Miles: 1964.6 to 1994.7
Has anyone else read the “Anne of Green Gables” series? When I was a kid, I was pretty much obsessed with these books and Anne, with an “e.” (Side note: one of the things I love about my red sun hat is that, in silhouette with my braids, I think I look like Anne. And that makes me happy because I spent my childhood pretending to be her.)
In book 2, “Anne of Avonlea,” one of the chapters is titled “A Jonah Day.” I assume it’s a bible reference, but I’m not familiar with it that way. What it means to Anne, however, is a nothing-is-easy day.
And that’s just what we had on the PCT today.
We got started at a reasonable time for us but within half an hour we were stopped. Richard had some pressing front country/Internet business to deal with and we were at a spot with cell service. So, we made no progress for an hour.
After we finally got moving again, the trail quickly changed from woods and dirt to lava. Big, roundish lava rocks just ready to twist an ankle and make walking with any pace impossible. We were stumbling down the trail looking like drunkards because the rocks would roll out from under our feet once any weight was put on them. Or the whole trail was loose gravel that sank as you stepped on it.

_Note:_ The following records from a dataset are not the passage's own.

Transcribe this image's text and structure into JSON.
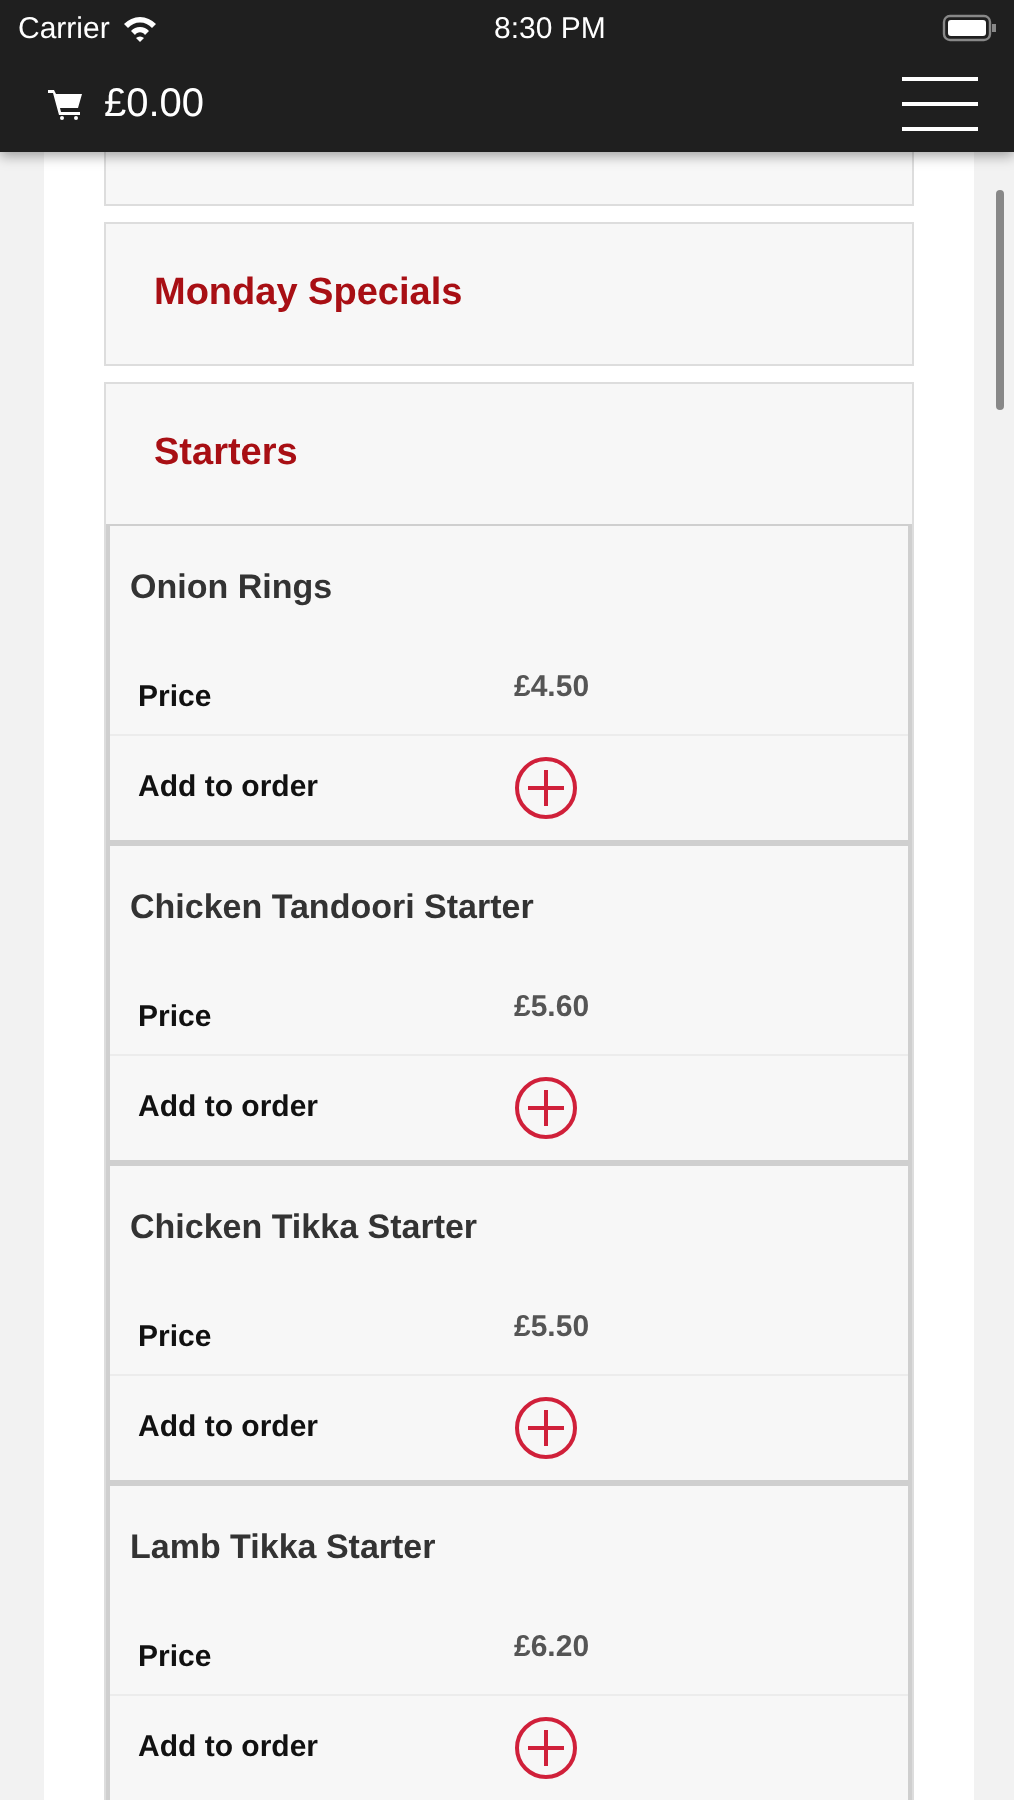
{
  "status_bar": {
    "carrier": "Carrier",
    "time": "8:30 PM"
  },
  "header": {
    "cart_total": "£0.00"
  },
  "categories": [
    {
      "title": "Monday Specials"
    },
    {
      "title": "Starters",
      "items": [
        {
          "name": "Onion Rings",
          "price_label": "Price",
          "price": "£4.50",
          "add_label": "Add to order"
        },
        {
          "name": "Chicken Tandoori Starter",
          "price_label": "Price",
          "price": "£5.60",
          "add_label": "Add to order"
        },
        {
          "name": "Chicken Tikka Starter",
          "price_label": "Price",
          "price": "£5.50",
          "add_label": "Add to order"
        },
        {
          "name": "Lamb Tikka Starter",
          "price_label": "Price",
          "price": "£6.20",
          "add_label": "Add to order"
        }
      ]
    }
  ]
}
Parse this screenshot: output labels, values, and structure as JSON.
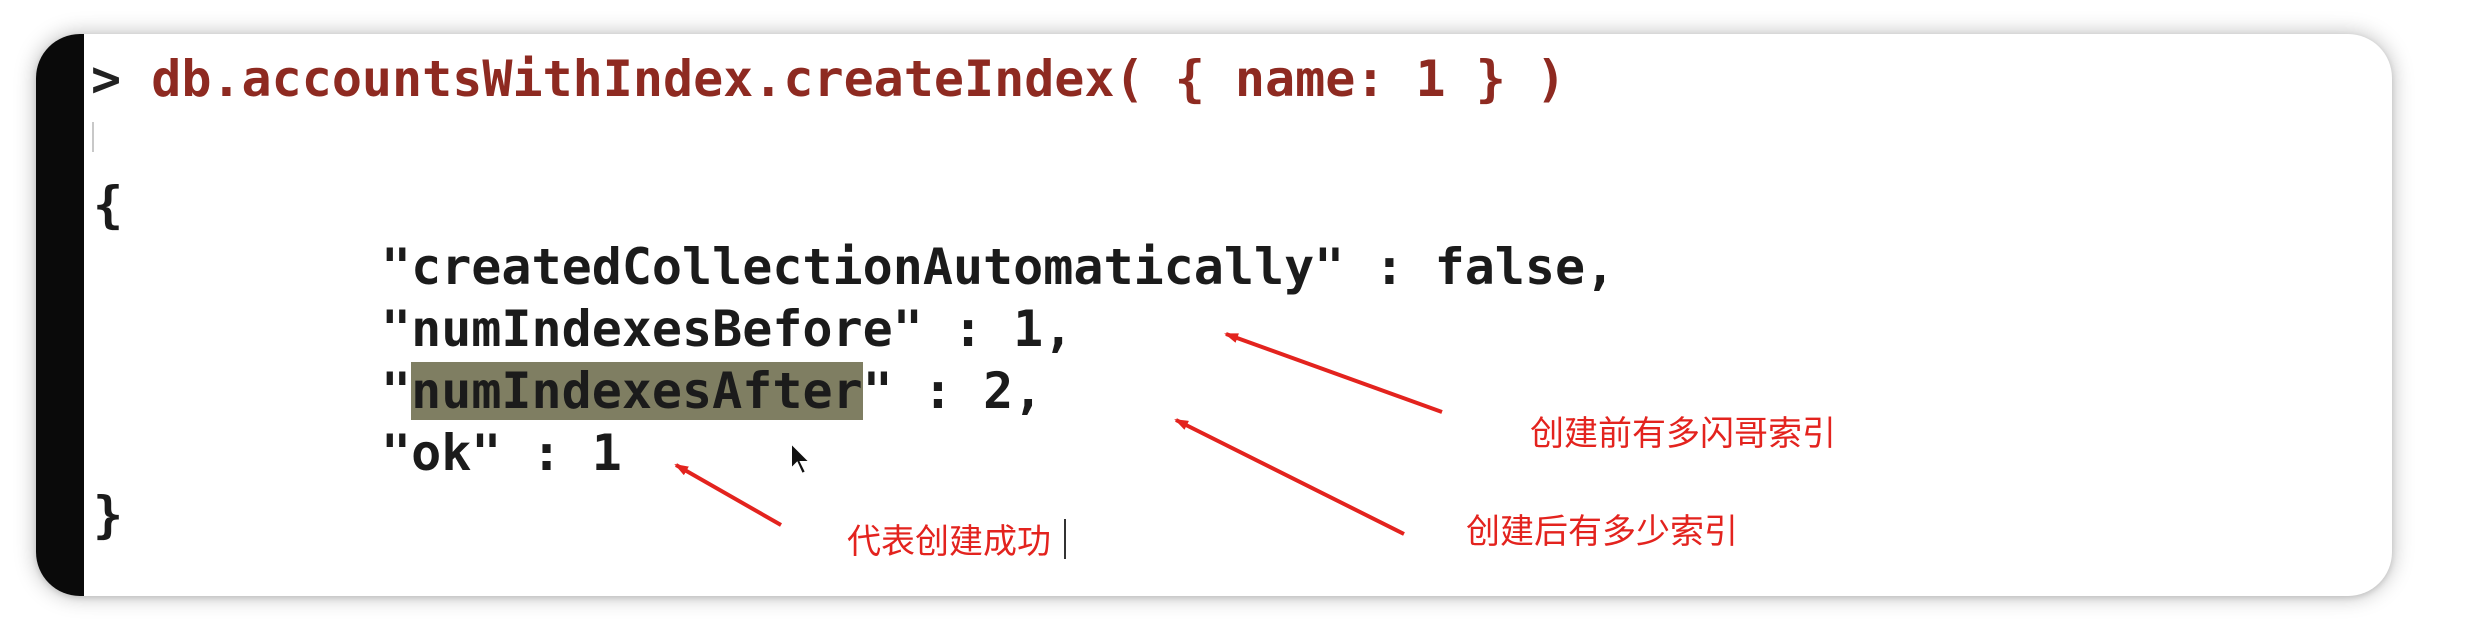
{
  "terminal": {
    "prompt": ">",
    "command": "db.accountsWithIndex.createIndex( { name: 1 } )",
    "result": {
      "open_brace": "{",
      "line1": "\"createdCollectionAutomatically\" : false,",
      "line2": "\"numIndexesBefore\" : 1,",
      "line3_prefix": "\"",
      "line3_highlight": "numIndexesAfter",
      "line3_suffix": "\" : 2,",
      "line4": "\"ok\" : 1",
      "close_brace": "}"
    }
  },
  "annotations": {
    "before": "创建前有多闪哥索引",
    "after": "创建后有多少索引",
    "ok": "代表创建成功"
  },
  "colors": {
    "command": "#8e2a21",
    "annotation": "#e3231e",
    "highlight": "#7f7e62",
    "gutter": "#0a0a0a"
  }
}
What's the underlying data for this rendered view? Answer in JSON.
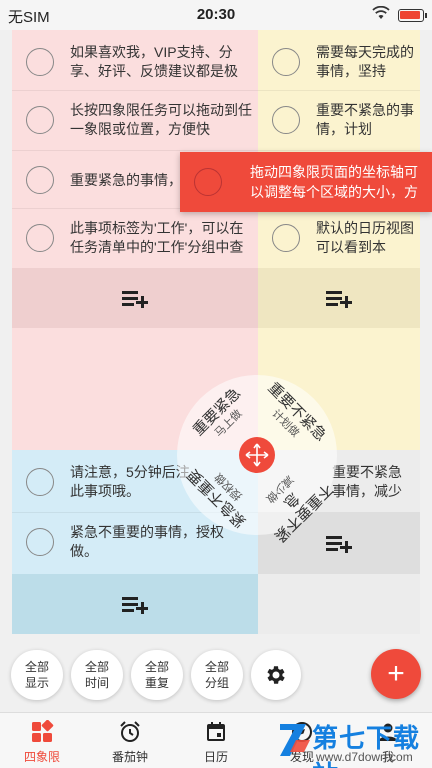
{
  "status_bar": {
    "carrier": "无SIM",
    "time": "20:30"
  },
  "quadrants": {
    "important_urgent": {
      "color": "#fbdede",
      "tasks": [
        "如果喜欢我，VIP支持、分享、好评、反馈建议都是极",
        "长按四象限任务可以拖动到任一象限或位置，方便快",
        "重要紧急的事情，",
        "此事项标签为'工作'，可以在任务清单中的'工作'分组中查"
      ]
    },
    "important_not_urgent": {
      "color": "#fbf3cf",
      "tasks": [
        "需要每天完成的事情，坚持",
        "重要不紧急的事情，计划",
        "",
        "默认的日历视图可以看到本"
      ]
    },
    "urgent_not_important": {
      "color": "#d4ecf7",
      "tasks": [
        "请注意，5分钟后注此事项哦。",
        "紧急不重要的事情，授权做。"
      ]
    },
    "not_urgent_not_important": {
      "color": "#ececec",
      "tasks": [
        "重要不紧急事情，减少"
      ]
    }
  },
  "tooltip": {
    "text": "拖动四象限页面的坐标轴可以调整每个区域的大小，方",
    "color": "#ef4a3b"
  },
  "wheel": {
    "top_left": {
      "title": "重要紧急",
      "sub": "马上做"
    },
    "top_right": {
      "title": "重要不紧急",
      "sub": "计划做"
    },
    "bottom_left": {
      "title": "紧急不重要",
      "sub": "授权做"
    },
    "bottom_right": {
      "title": "不重要不紧急",
      "sub": "减少做"
    }
  },
  "filters": [
    {
      "line1": "全部",
      "line2": "显示"
    },
    {
      "line1": "全部",
      "line2": "时间"
    },
    {
      "line1": "全部",
      "line2": "重复"
    },
    {
      "line1": "全部",
      "line2": "分组"
    }
  ],
  "fab_label": "+",
  "tabs": [
    {
      "label": "四象限",
      "icon": "four-quadrant-icon",
      "active": true
    },
    {
      "label": "番茄钟",
      "icon": "alarm-clock-icon",
      "active": false
    },
    {
      "label": "日历",
      "icon": "calendar-icon",
      "active": false
    },
    {
      "label": "发现",
      "icon": "discover-icon",
      "active": false
    },
    {
      "label": "我",
      "icon": "profile-icon",
      "active": false
    }
  ],
  "watermark": {
    "brand": "第七下载站",
    "url": "www.d7down.com"
  },
  "colors": {
    "accent": "#ef4a3b"
  }
}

And then there was the wind. Lava fields do not have trees to break the wind. The poor trees were taken out by the angry mountain. So, in addition to the worst footing ever, we had to fight the wind for purchase on the mountain.
Speaking of weather, it was also hot and dry. And it was day one of a five-day food carry, so our packs were on the heavy side.
All this accumulated to the thing I hate most: night hiking. We didn’t have to hike for too long after dark, but I hate it nonetheless.
I’m not sure why I hate it. I think it’s mostly because I am not a night owl. I like to wind down when it gets dark. For example, be in my sleeping bag.
Eventually, we got to our campsite, set up the tent and crashed very hard.